* **What to do**:
Copy out each line below that has the word "window" in it.

Data records for software interfaces
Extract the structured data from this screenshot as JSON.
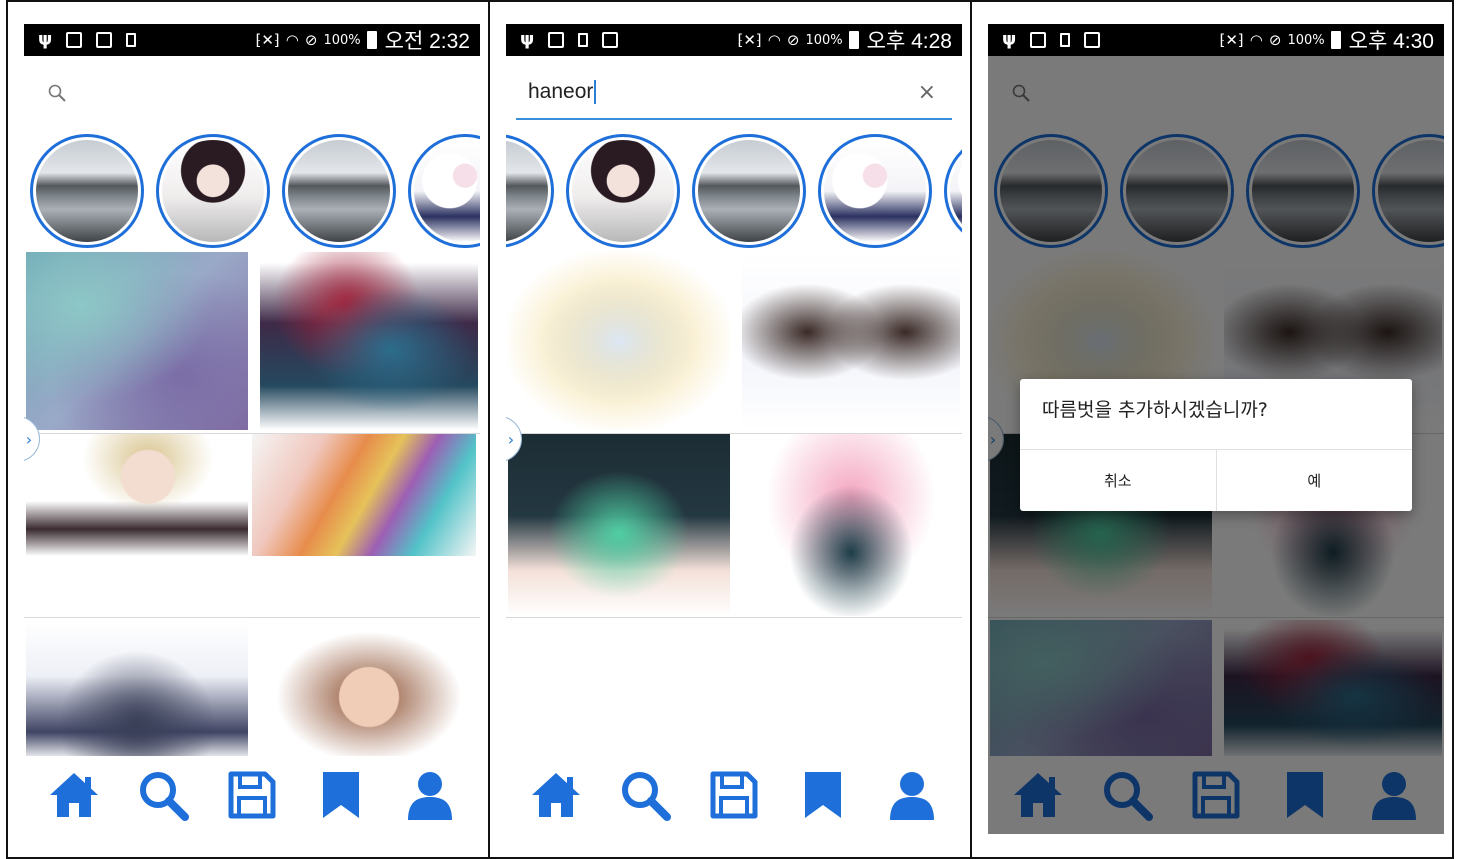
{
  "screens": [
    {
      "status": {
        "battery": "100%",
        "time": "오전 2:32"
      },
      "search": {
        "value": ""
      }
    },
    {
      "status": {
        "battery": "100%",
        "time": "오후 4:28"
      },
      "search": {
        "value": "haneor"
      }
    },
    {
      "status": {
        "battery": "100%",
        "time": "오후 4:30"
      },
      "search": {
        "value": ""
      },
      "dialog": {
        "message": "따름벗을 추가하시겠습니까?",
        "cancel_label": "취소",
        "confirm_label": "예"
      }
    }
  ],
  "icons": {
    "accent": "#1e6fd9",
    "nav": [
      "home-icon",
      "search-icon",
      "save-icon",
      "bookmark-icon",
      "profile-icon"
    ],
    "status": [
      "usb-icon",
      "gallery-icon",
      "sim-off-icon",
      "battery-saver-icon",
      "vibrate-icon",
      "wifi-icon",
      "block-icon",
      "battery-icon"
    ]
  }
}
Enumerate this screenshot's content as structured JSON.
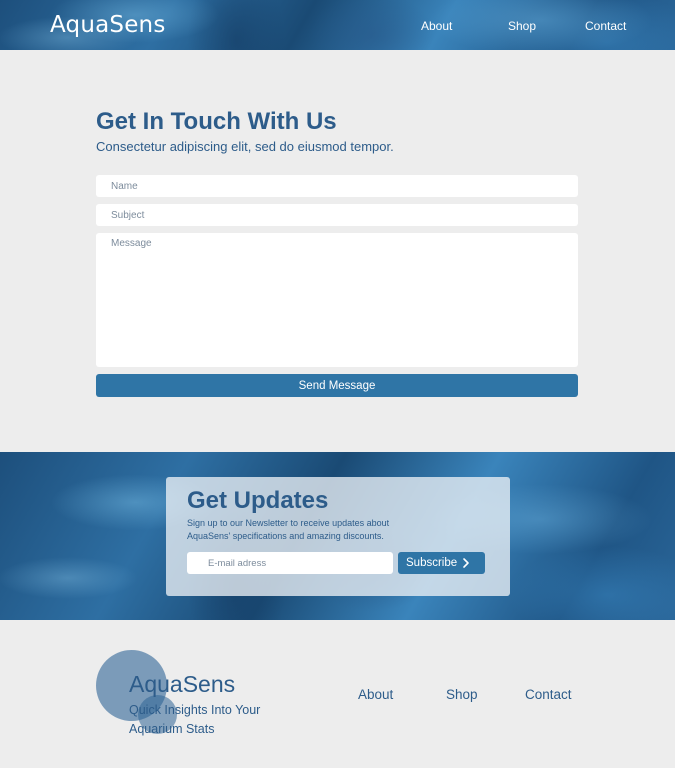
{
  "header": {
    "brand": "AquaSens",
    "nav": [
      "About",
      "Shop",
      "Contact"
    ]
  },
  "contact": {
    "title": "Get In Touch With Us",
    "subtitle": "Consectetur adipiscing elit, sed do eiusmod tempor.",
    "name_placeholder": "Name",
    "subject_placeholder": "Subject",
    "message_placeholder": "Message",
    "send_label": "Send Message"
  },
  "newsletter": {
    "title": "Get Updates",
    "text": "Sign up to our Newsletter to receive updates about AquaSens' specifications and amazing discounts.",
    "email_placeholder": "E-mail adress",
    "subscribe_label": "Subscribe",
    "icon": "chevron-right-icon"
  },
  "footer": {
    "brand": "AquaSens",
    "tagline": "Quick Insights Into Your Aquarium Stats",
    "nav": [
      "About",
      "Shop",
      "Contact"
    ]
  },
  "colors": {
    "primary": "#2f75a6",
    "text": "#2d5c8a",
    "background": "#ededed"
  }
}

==

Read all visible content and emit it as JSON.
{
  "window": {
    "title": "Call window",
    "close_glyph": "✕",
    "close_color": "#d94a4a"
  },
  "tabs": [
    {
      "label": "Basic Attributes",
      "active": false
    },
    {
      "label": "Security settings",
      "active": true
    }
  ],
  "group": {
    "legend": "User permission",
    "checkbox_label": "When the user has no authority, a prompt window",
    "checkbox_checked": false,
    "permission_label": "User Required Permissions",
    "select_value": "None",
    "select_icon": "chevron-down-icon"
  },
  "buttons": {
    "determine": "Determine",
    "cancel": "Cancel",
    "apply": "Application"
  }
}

* **Output for this task**:
  "window": {
    "title": "Call window",
    "checkbox_label": "When the user has no authority, a prompt window",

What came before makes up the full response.